Here's the final installment of our journey along the fence in Port Townsend, Washington. We've turned the corner and gone most of the way up the hill along the second span.
The next panel combines milled, stained wood with bamboo in a pattern that is balanced but not rigidly ordered:
It's kind of amazing that pieces of wood as irregular as those in the next unit can be combined into a pattern that feels like it was constructed from precise bits:
Were those leftovers? Maybe! If so, they certainly provided appropriate inspiration.
That panel's close-up reveals the crowning baseball bat . . . and a white rock nested at the center of the wooden diamond:
Next door, we have another regular/irregular rhythm—these panels offer interesting, while comparatively restful, contrast to the earlier, busy collections of parts:
And here's the final panel, with lines that feel almost scribbled, abutting the concrete-and-chainlink establishment, part or all of which almost certainly existed when the fence we've been looking at was conceived:
That final panel looks quite simple, doesn't it? It is.
Or is it? Here are some close-ups:
As the job was completed, did the tools become part of the assemblage they'd helped build?

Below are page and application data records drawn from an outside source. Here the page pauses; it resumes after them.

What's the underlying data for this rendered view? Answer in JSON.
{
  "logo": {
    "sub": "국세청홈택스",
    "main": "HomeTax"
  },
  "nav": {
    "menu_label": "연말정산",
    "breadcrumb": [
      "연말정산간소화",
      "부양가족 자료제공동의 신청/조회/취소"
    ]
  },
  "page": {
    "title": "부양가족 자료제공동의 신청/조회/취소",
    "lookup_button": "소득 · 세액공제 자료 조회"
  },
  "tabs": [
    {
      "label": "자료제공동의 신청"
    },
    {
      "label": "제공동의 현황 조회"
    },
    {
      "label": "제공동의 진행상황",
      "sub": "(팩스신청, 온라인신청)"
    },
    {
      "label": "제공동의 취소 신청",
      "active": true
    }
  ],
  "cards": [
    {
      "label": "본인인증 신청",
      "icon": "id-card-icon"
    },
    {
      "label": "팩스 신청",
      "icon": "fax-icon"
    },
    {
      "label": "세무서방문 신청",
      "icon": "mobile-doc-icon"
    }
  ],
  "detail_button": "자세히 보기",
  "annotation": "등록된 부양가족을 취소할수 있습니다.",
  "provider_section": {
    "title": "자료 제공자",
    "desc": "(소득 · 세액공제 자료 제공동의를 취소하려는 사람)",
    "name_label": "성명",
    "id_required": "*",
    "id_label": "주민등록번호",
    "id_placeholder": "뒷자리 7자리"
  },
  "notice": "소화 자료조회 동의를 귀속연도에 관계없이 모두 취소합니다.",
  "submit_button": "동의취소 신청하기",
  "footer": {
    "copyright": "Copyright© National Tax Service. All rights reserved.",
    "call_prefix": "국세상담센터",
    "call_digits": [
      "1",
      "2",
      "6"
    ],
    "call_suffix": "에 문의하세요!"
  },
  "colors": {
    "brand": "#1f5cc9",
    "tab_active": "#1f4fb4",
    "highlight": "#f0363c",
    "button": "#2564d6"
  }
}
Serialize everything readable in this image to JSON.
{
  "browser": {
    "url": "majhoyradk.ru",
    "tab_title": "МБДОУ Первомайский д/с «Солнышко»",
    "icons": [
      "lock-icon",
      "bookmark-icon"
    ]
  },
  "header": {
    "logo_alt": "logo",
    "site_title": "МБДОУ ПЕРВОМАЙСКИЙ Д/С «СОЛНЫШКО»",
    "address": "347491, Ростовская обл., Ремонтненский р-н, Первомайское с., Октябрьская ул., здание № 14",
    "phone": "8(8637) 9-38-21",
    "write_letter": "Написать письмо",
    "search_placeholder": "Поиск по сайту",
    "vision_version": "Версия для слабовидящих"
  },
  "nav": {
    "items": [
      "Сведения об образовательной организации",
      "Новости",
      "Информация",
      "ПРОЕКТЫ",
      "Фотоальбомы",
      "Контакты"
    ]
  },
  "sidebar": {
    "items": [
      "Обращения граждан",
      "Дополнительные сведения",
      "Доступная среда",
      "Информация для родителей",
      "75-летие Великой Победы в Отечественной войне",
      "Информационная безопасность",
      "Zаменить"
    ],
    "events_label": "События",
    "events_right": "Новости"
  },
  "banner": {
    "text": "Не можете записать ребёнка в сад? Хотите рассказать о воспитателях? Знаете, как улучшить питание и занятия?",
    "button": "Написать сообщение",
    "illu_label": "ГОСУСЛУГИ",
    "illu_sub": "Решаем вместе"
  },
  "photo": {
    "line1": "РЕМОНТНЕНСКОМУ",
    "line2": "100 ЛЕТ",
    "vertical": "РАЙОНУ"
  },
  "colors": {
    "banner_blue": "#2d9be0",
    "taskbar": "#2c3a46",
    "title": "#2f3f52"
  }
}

We ended our journey to Port Townsend, our former home, in the downtown area, at the Silverwater Cafe. This restaurant didn't exist when we lived here, but its owner is a long-time friend, even a member of the extended family, and I had heard about, but hadn't seen, what he'd accomplished. Back in the day, he was a really good cook (an exceptional lefse maker, among other things, and that's both art and craft). He still is. It's the sort of place where they have ongoing discussions about how the coleslaw should be made (I'd say exactly as they've got it now), and whether it appropriately complements every other menu item that it finds itself next to.
Sort of like building the panels on a fence.
Here's a photo of my sister and my mother outside the cafe. Along with the flowers in the window boxes, rainbow chard is also growing.
I can recommend the lentil burger. It's rightfully famous.
As we traveled back toward Seattle, most of the traffic was going in the other direction. The ferry ride was, as usual, smooth and prompt. While the weather had cleared up a bit, the gray skies still provided a subtle backdrop for a downtown landmark.
And that's that. The next post will talk about something entirely different. I have some ideas what that will be, but I'm not certain which of the alternatives will bubble to the top and get written up. . . .
I'm hoping it will also include news about the rediscovery, and completed delivery, of three much-missed packages. . . .
Wonderful story. And Lefse? I haven’t made any since the ’70’s but mom still makes it for holidays. Brother makes garlic lefse, parmesan lefse. Far too flavorful to be properly authentic, but his crowd approves.
Susan J Tweit
Now that’s a fence! I especially like the “theme” panels and the small details that casual passers by might not notice. Thanks for the story in photos and commentary. And welcome home–I hope the missing sample boxes have surfaced.
I think the fence is wonderful, and I loved the commentary on your response to the fence. I hope the fence’s maker sees your posts. I’m reminded of the time I figured out that you can make pie filling with fresh fruit and fruit juice – ANY fresh fruit and ANY fruit juice. It may have started with strawberries and apple juice and moved on to apples and papaya nectar, but before I moved on to something else there was a long series exploring combinations never-before-imagined, unified by some common rules that have to be observed to make it function as a pie.
I also loved your story of sharing the walking about looking for places and things that have meaning in your memory. We talk about this exercise as ‘dusting off the plaques,’ imagining that there should be a brass plaque that says ‘Deb Robeson habitually walked by this place and still carries impressions gathered …’ It sounds like you had a very fruitful time dusting off the plaques.
Thanks for the posts, and here’s to UPS finding missing boxes.
Fiber art is everywhere: Love the fence quilt!